But then again, the best teachers are those who have the passion to help our children learn about all these. They have the knowledge, the patience and the enthusiasm to teach and they should be judged by these yardsticks. Not quantitative measures like how many awards, or how many initiatives. Teaching should be made noble and learning, fun all over again

For I believe just like nursing, teaching is truly a noble job. And it’s not easy and smooth sailing at all. It’s demanding and sure is tough. But the rewards that come with it are priceless really.

A teacher may not remember when she makes a difference.
A student will never forget.

But I am also aware that as with every other profession, there are surely bound to be some people who do it just for the money and not for the passion. And some people thought they got the passion to do it, but got an extreme shock when reality bit them hard later on. It’s basically the same everywhere but for teachers, because of the bond served and they cant happy happy or suka suka switch job anytime soon, their interest and passion will slowly leave them. And they will end up as just going through the motions of it all day by day.

But there are those who are the opposites, the great teachers who take great pride in the work and teaching, I salute you.

As we all know in our hearts, we will always remember the teachers who have made an impact on our lives, be it for better or for worse. But the ones, that made it better, we’ll remember them for life.

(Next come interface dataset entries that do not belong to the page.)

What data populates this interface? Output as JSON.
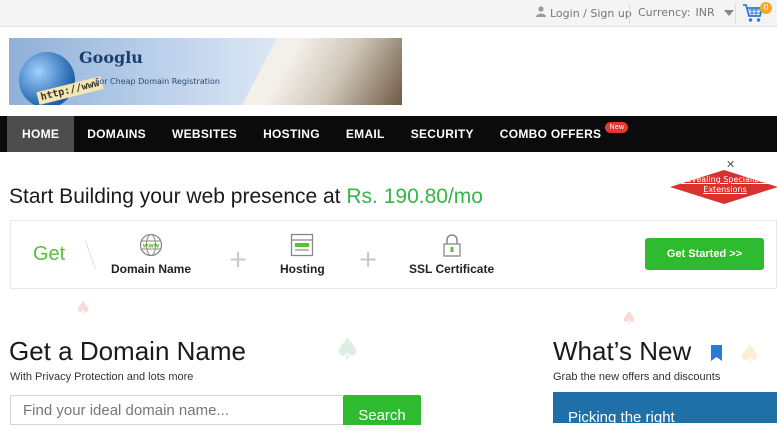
{
  "topbar": {
    "login_label": "Login / Sign up",
    "currency_label": "Currency:",
    "currency_value": "INR",
    "cart_count": "0"
  },
  "banner": {
    "brand": "Googlu",
    "tagline": "For Cheap Domain Registration",
    "url_text": "http://www"
  },
  "nav": {
    "items": [
      {
        "label": "HOME",
        "active": true
      },
      {
        "label": "DOMAINS"
      },
      {
        "label": "WEBSITES"
      },
      {
        "label": "HOSTING"
      },
      {
        "label": "EMAIL"
      },
      {
        "label": "SECURITY"
      },
      {
        "label": "COMBO OFFERS",
        "badge": "New"
      }
    ]
  },
  "ribbon": {
    "label": "Revealing Specialized Extensions"
  },
  "hero": {
    "headline_prefix": "Start Building your web presence at",
    "price": "Rs. 190.80/mo"
  },
  "get_strip": {
    "get_label": "Get",
    "features": [
      {
        "icon": "www-globe-icon",
        "label": "Domain Name"
      },
      {
        "icon": "hosting-window-icon",
        "label": "Hosting"
      },
      {
        "icon": "lock-icon",
        "label": "SSL Certificate"
      }
    ],
    "cta_label": "Get Started >>"
  },
  "domain_section": {
    "title": "Get a Domain Name",
    "subtitle": "With Privacy Protection and lots more",
    "search_placeholder": "Find your ideal domain name...",
    "search_button": "Search"
  },
  "whats_new": {
    "title": "What’s New",
    "subtitle": "Grab the new offers and discounts",
    "promo_text": "Picking the right"
  },
  "colors": {
    "accent_green": "#2fbb2f",
    "price_green": "#38b449",
    "nav_bg": "#0b0b0b",
    "ribbon_red": "#d9322e"
  }
}
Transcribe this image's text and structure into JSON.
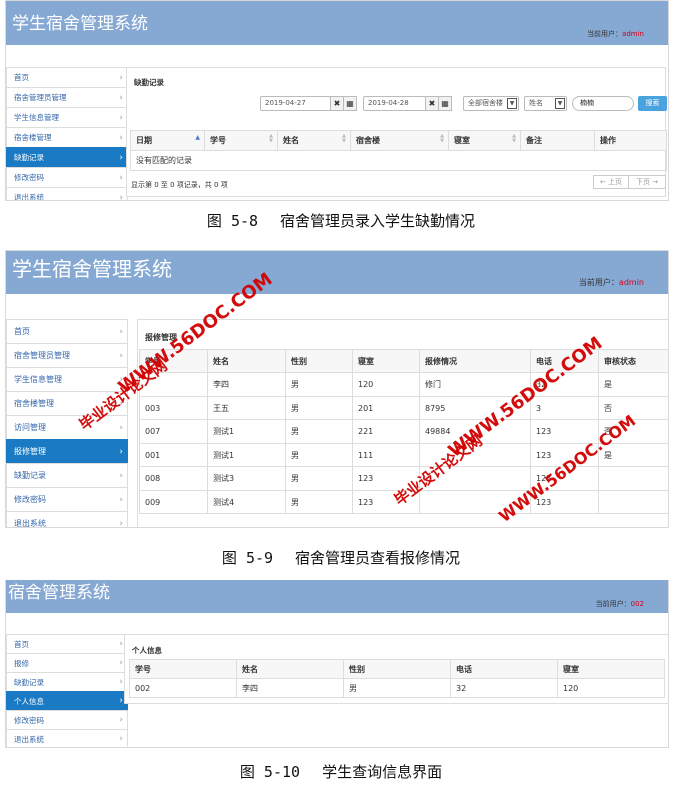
{
  "fig8": {
    "app_title": "学生宿舍管理系统",
    "user_label": "当前用户：",
    "user_name": "admin",
    "menu": [
      {
        "label": "首页"
      },
      {
        "label": "宿舍管理员管理"
      },
      {
        "label": "学生信息管理"
      },
      {
        "label": "宿舍楼管理"
      },
      {
        "label": "缺勤记录",
        "active": true
      },
      {
        "label": "修改密码"
      },
      {
        "label": "退出系统"
      }
    ],
    "panel_title": "缺勤记录",
    "date_from": "2019-04-27",
    "date_to": "2019-04-28",
    "building_select": "全部宿舍楼",
    "field_select": "姓名",
    "search_value": "楠楠",
    "search_button": "搜索",
    "columns": [
      "日期",
      "学号",
      "姓名",
      "宿舍楼",
      "寝室",
      "备注",
      "操作"
    ],
    "empty_text": "没有匹配的记录",
    "footer_text": "显示第 0 至 0 项记录，共 0 项",
    "prev_label": "← 上页",
    "next_label": "下页 →",
    "caption_num": "图 5-8",
    "caption_text": "宿舍管理员录入学生缺勤情况"
  },
  "fig9": {
    "app_title": "学生宿舍管理系统",
    "user_label": "当前用户：",
    "user_name": "admin",
    "menu": [
      {
        "label": "首页"
      },
      {
        "label": "宿舍管理员管理"
      },
      {
        "label": "学生信息管理"
      },
      {
        "label": "宿舍楼管理"
      },
      {
        "label": "访问管理"
      },
      {
        "label": "报修管理",
        "active": true
      },
      {
        "label": "缺勤记录"
      },
      {
        "label": "修改密码"
      },
      {
        "label": "退出系统"
      }
    ],
    "panel_title": "报修管理",
    "columns": [
      "学号",
      "姓名",
      "性别",
      "寝室",
      "报修情况",
      "电话",
      "审核状态"
    ],
    "rows": [
      [
        "",
        "李四",
        "男",
        "120",
        "修门",
        "32",
        "是"
      ],
      [
        "003",
        "王五",
        "男",
        "201",
        "8795",
        "3",
        "否"
      ],
      [
        "007",
        "测试1",
        "男",
        "221",
        "49884",
        "123",
        "否"
      ],
      [
        "001",
        "测试1",
        "男",
        "111",
        "",
        "123",
        "是"
      ],
      [
        "008",
        "测试3",
        "男",
        "123",
        "",
        "123",
        ""
      ],
      [
        "009",
        "测试4",
        "男",
        "123",
        "",
        "123",
        ""
      ]
    ],
    "caption_num": "图 5-9",
    "caption_text": "宿舍管理员查看报修情况"
  },
  "fig10": {
    "app_title": "宿舍管理系统",
    "user_label": "当前用户：",
    "user_name": "002",
    "menu": [
      {
        "label": "首页"
      },
      {
        "label": "报修"
      },
      {
        "label": "缺勤记录"
      },
      {
        "label": "个人信息",
        "active": true
      },
      {
        "label": "修改密码"
      },
      {
        "label": "退出系统"
      }
    ],
    "panel_title": "个人信息",
    "columns": [
      "学号",
      "姓名",
      "性别",
      "电话",
      "寝室"
    ],
    "row": [
      "002",
      "李四",
      "男",
      "32",
      "120"
    ],
    "caption_num": "图 5-10",
    "caption_text": "学生查询信息界面"
  },
  "watermarks": {
    "site": "WWW.56DOC.COM",
    "name": "毕业设计论文网",
    "color": "#d10000"
  },
  "colors": {
    "header": "#86a9d4",
    "active_menu": "#1a7bc4",
    "search_button": "#4aa3df"
  }
}
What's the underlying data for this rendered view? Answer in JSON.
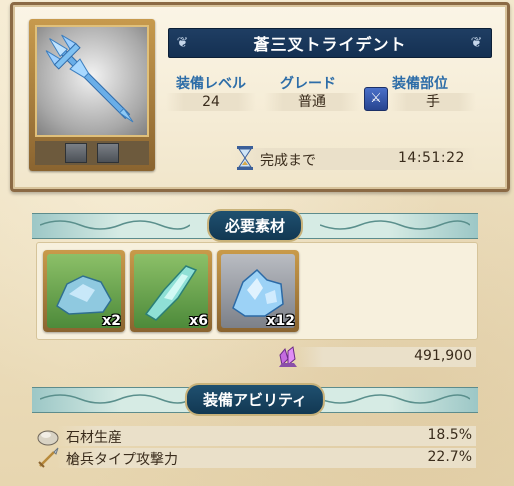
{
  "item": {
    "name": "蒼三叉トライデント",
    "icon": "trident-weapon-icon",
    "level_label": "装備レベル",
    "level_value": "24",
    "grade_label": "グレード",
    "grade_value": "普通",
    "slot_label": "装備部位",
    "slot_value": "手",
    "slot_icon": "sword-icon"
  },
  "timer": {
    "label": "完成まで",
    "value": "14:51:22",
    "icon": "hourglass-icon"
  },
  "materials": {
    "title": "必要素材",
    "items": [
      {
        "icon": "blue-ore-icon",
        "count": "x2"
      },
      {
        "icon": "crystal-shard-icon",
        "count": "x6"
      },
      {
        "icon": "ice-crystal-cluster-icon",
        "count": "x12"
      }
    ],
    "cost_icon": "purple-crystal-icon",
    "cost_value": "491,900"
  },
  "abilities": {
    "title": "装備アビリティ",
    "items": [
      {
        "icon": "stone-icon",
        "label": "石材生産",
        "value": "18.5%"
      },
      {
        "icon": "spear-icon",
        "label": "槍兵タイプ攻撃力",
        "value": "22.7%"
      }
    ]
  }
}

For partly, without them, we are not the person we are today.

If you are someone who surf and read articles or forums online, or newspaper articles, follow the media, and listen through the public’s word of mouth, you’d have noticed that most of them have all made this topic into a kind of hoo-hah over the last couple of years or so. It will never die down and I don’t expect them to.

And with a hotly debated topic like these, I believe any normal or reasonable person would just refrain from posting, talking or sharing about this on their personal online space, due to the ridiculous amount of attention, criticism and flak this would probably get.

But hey, bring it on.

Educate me.